Assignment - Search the records for the string "this". Copy each line where it occurs.
START Material provided
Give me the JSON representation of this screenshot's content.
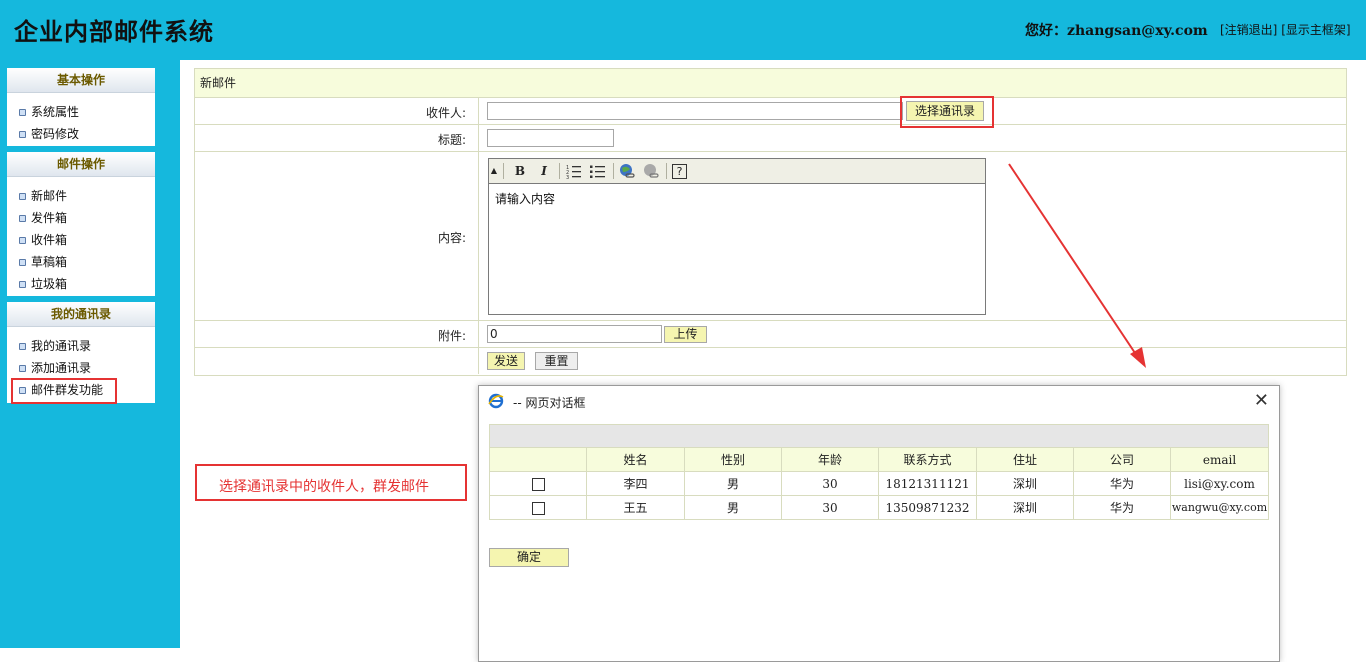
{
  "header": {
    "title": "企业内部邮件系统",
    "greeting": "您好：zhangsan@xy.com",
    "logout_link": "[注销退出]",
    "main_frame_link": "[显示主框架]"
  },
  "sidebar": {
    "basic": {
      "title": "基本操作",
      "items": [
        "系统属性",
        "密码修改"
      ]
    },
    "mail": {
      "title": "邮件操作",
      "items": [
        "新邮件",
        "发件箱",
        "收件箱",
        "草稿箱",
        "垃圾箱"
      ]
    },
    "contacts": {
      "title": "我的通讯录",
      "items": [
        "我的通讯录",
        "添加通讯录",
        "邮件群发功能"
      ]
    }
  },
  "form": {
    "title": "新邮件",
    "recipient_label": "收件人:",
    "recipient_value": "",
    "select_contacts_button": "选择通讯录",
    "subject_label": "标题:",
    "subject_value": "",
    "content_label": "内容:",
    "content_placeholder": "请输入内容",
    "attachment_label": "附件:",
    "attachment_value": "0",
    "upload_button": "上传",
    "send_button": "发送",
    "reset_button": "重置"
  },
  "editor_toolbar": [
    "bold-icon",
    "italic-icon",
    "ordered-list-icon",
    "unordered-list-icon",
    "link-icon",
    "unlink-icon",
    "help-icon"
  ],
  "editor_labels": {
    "bold": "B",
    "italic": "I",
    "help": "?"
  },
  "dialog": {
    "title": "-- 网页对话框",
    "columns": [
      "",
      "姓名",
      "性别",
      "年龄",
      "联系方式",
      "住址",
      "公司",
      "email"
    ],
    "rows": [
      {
        "name": "李四",
        "gender": "男",
        "age": "30",
        "phone": "18121311121",
        "address": "深圳",
        "company": "华为",
        "email": "lisi@xy.com"
      },
      {
        "name": "王五",
        "gender": "男",
        "age": "30",
        "phone": "13509871232",
        "address": "深圳",
        "company": "华为",
        "email": "wangwu@xy.com"
      }
    ],
    "confirm_button": "确定"
  },
  "annotation": {
    "text": "选择通讯录中的收件人，群发邮件"
  },
  "colors": {
    "header_bg": "#15b8dd",
    "highlight": "#e53333",
    "form_header_bg": "#f7fcdc",
    "button_bg": "#f5f5b0"
  }
}
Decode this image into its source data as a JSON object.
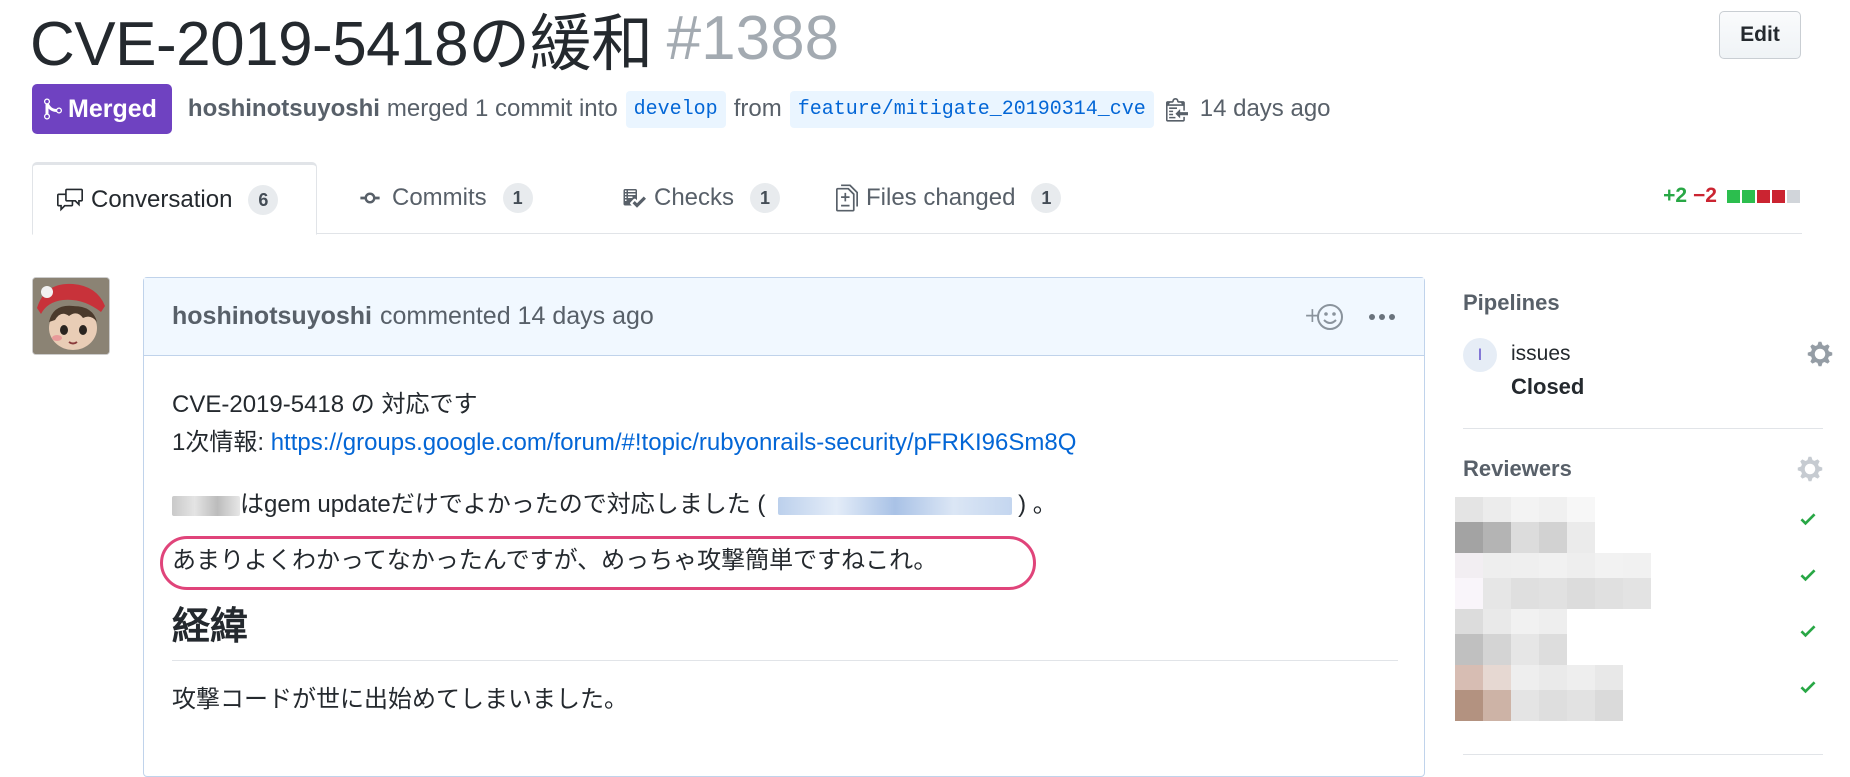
{
  "header": {
    "title": "CVE-2019-5418の緩和",
    "number": "#1388",
    "edit_label": "Edit"
  },
  "meta": {
    "status": "Merged",
    "author": "hoshinotsuyoshi",
    "action_text": "merged 1 commit into",
    "base_branch": "develop",
    "from_text": "from",
    "head_branch": "feature/mitigate_20190314_cve",
    "time": "14 days ago",
    "status_color": "#6f42c1"
  },
  "tabs": [
    {
      "label": "Conversation",
      "count": "6",
      "icon": "comment-discussion-icon"
    },
    {
      "label": "Commits",
      "count": "1",
      "icon": "git-commit-icon"
    },
    {
      "label": "Checks",
      "count": "1",
      "icon": "checklist-icon"
    },
    {
      "label": "Files changed",
      "count": "1",
      "icon": "file-diff-icon"
    }
  ],
  "diffstat": {
    "additions": "+2",
    "deletions": "−2"
  },
  "comment": {
    "author": "hoshinotsuyoshi",
    "action": "commented 14 days ago",
    "line1": "CVE-2019-5418 の 対応です",
    "line2_prefix": "1次情報: ",
    "link": "https://groups.google.com/forum/#!topic/rubyonrails-security/pFRKI96Sm8Q",
    "line3_middle": "はgem updateだけでよかったので対応しました (",
    "line3_suffix": ") 。",
    "highlight": "あまりよくわかってなかったんですが、めっちゃ攻撃簡単ですねこれ。",
    "heading": "経緯",
    "para": "攻撃コードが世に出始めてしまいました。"
  },
  "sidebar": {
    "pipelines_heading": "Pipelines",
    "pipeline_badge": "I",
    "pipeline_name": "issues",
    "pipeline_status": "Closed",
    "reviewers_heading": "Reviewers"
  }
}
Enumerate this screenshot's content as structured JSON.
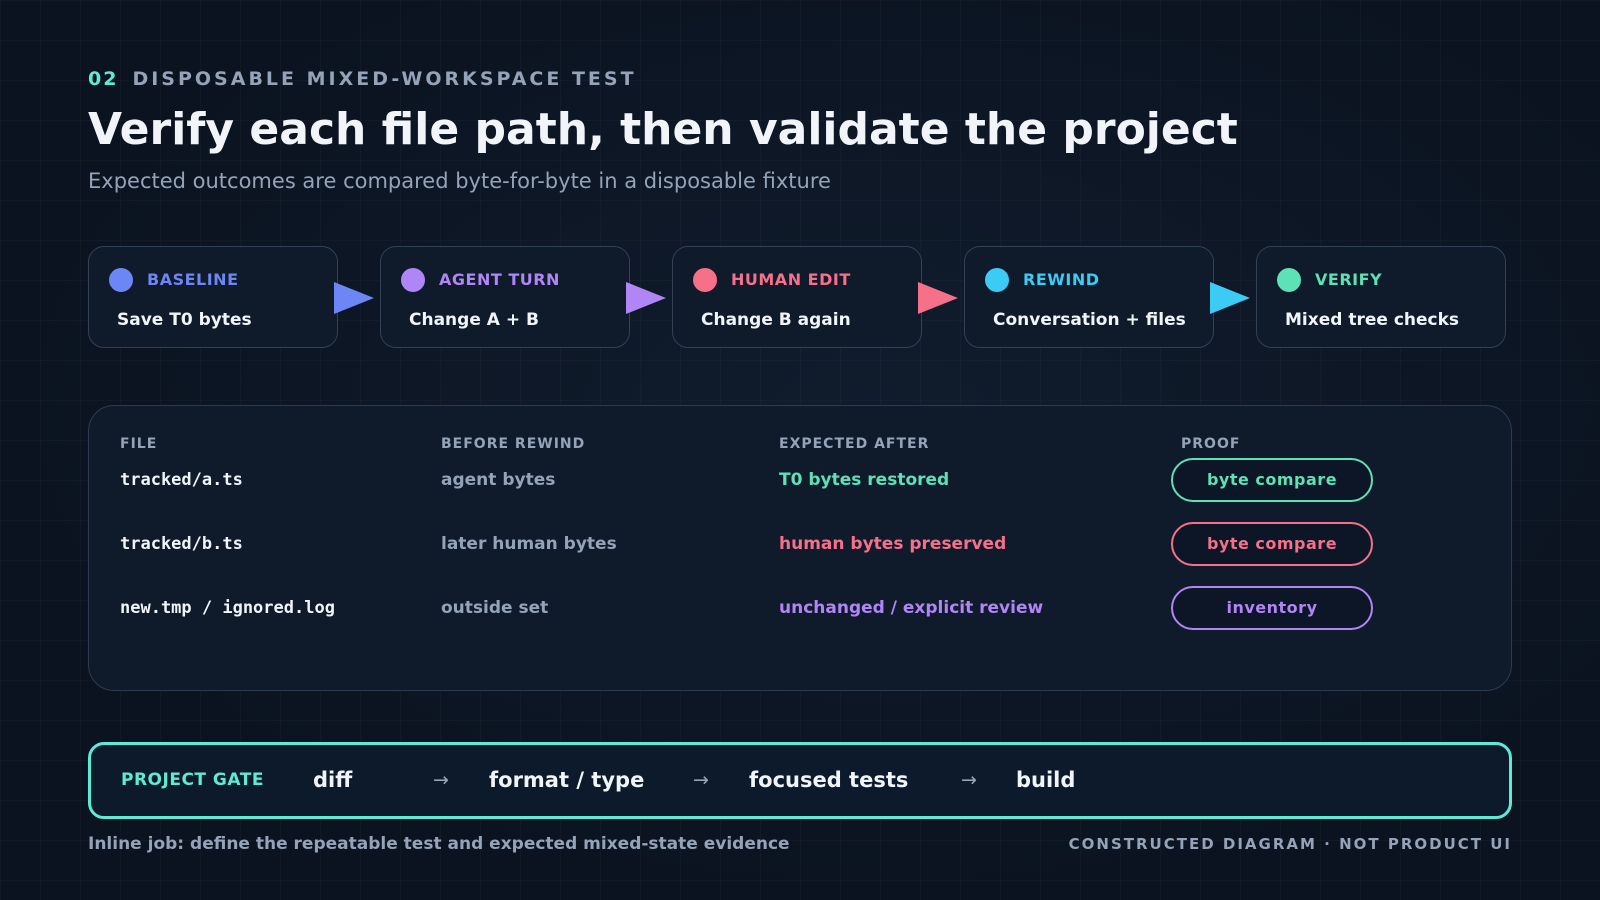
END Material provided
Result of the exercise -
Give me the JSON representation of this screenshot's content.
Decode this image into its source data as a JSON object.
Enumerate this screenshot's content as structured JSON.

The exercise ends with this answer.